New Delhi [India], Feb 19. (ANI): What if we told you that rice has the potential of carrying arsenic and is more than hazardous to feed it to infants!

Full Story >>

Washington D.C. [USA], Feb. 18 (ANI): Now you can save your kid from surgery, as a study shows that antibiotics may be an effective treatment for acute non-complicated appendicitis in children, instead of surgery.

Full Story >>

Washington D.C. [USA], Feb. 18 (ANI): Attention new mommies, sing lullabies to your new born to feel more connected to your babies, suggests a study.

Full Story >>

Washington D.C. [USA], Feb. 18 (ANI): Cancer patients can improve their quality of life with just 30 minutes of walking, suggests a study.

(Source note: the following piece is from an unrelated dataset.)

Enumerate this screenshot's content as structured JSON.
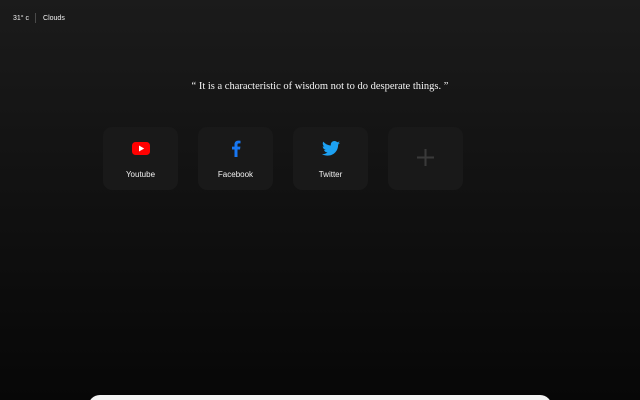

Full Story >>

New Delhi [India], Feb. 17 (ANI): Birth of a baby may be a sweet moment but changing life style of women is posing 'sweet' challenge to it.

Full Story >>

New Delhi [India], Feb. 17 (ANI): Good news! A recent study shows that antibiotics may be an effective treatment for acute non-complicated appendicitis in children, instead of surgery.

Full Story >>

'Seagrass' can improve marine water quality

Updated: Feb 17, 2017 07:07 IST

Washington D.C. [USA], Feb. 17 (ANI): Underwater flowering plants and seagrass meadows known to produce natural antibiotics, can also improve the water quality of sea by suppressing pollution, reveals a study.

Full Story >>

Washington D.C. [USA], Feb. 17 (ANI): Before undergoing hip replacements, knee replacements or hernia repairs, do not let depression or anxiety take a toll on your health, as a study finds, a patients' mental health may affect their risk of experiencing wound-related complications after surgery.

Full Story >>

Washington D.C. [USA], Feb. 17 (ANI): Configure the airflow velocity of your Air Conditioner to a comfortable sleeping environment, as a study reveals when airflow is directed at a human body at an insensible velocity, it may increase your heart rate and affect sleeping positions.

Full Story >>

London [UK], Feb. 17 (ANI): Consume a healthy dose of vitamin D supplements during winters, as a study finds that taking them may protect you from acute respiratory infections and flu.

Full Story >>

Washington D.C. [USA], Feb. 17 (ANI): As a saying, "beauty is skin deep" sounds fair, but in the real world where money is top priority, physical attractiveness might have a lot more prominence than just inner beauty.

Full Story >>